▸ What is expected
Where does the word "Caja" show up in the data? Please find each such line and copy it.
◆ ◆ ◆ ◆ ◆
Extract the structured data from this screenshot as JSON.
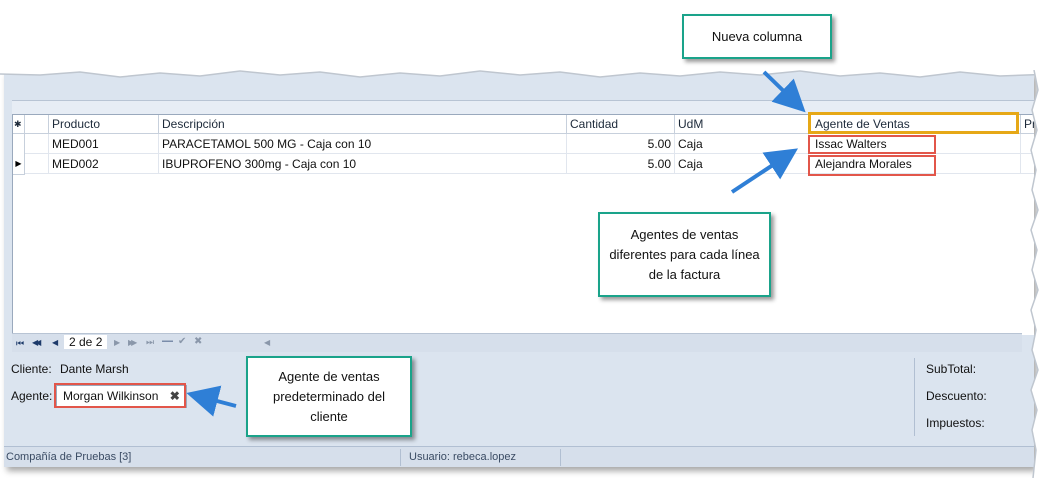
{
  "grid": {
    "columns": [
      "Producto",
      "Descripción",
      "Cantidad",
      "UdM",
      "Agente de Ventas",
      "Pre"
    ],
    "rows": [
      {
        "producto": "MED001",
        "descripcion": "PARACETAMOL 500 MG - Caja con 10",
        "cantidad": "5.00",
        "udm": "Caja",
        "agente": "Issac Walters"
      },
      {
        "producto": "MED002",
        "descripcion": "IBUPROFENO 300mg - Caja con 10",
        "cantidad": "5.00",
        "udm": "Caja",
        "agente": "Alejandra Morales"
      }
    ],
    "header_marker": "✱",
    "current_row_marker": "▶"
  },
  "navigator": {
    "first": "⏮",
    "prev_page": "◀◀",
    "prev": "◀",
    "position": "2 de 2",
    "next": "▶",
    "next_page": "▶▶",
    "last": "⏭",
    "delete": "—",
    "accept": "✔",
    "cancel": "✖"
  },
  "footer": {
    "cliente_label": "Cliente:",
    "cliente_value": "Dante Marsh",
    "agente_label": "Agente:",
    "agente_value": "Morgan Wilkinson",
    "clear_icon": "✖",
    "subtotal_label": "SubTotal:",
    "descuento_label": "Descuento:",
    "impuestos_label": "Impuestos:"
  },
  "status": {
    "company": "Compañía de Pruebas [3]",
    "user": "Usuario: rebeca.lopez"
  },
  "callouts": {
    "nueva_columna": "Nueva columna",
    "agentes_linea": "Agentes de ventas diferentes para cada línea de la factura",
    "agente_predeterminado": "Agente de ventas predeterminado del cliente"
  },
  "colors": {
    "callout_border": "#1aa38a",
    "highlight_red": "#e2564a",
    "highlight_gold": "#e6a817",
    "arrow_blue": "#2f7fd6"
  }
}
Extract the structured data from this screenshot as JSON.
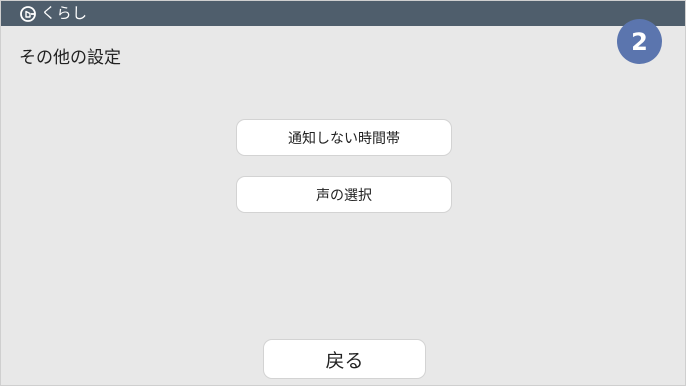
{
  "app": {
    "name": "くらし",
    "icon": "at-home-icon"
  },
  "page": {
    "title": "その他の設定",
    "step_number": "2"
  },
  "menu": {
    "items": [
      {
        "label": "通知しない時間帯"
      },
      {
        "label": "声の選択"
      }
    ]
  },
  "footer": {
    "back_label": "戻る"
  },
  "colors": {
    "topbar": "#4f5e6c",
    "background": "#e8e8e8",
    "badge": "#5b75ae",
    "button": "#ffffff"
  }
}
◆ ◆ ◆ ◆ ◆
▸ Worked solution
        "descripcion": "PARACETAMOL 500 MG - Caja con 10",
        "udm": "Caja",
        "descripcion": "IBUPROFENO 300mg - Caja con 10",
        "udm": "Caja",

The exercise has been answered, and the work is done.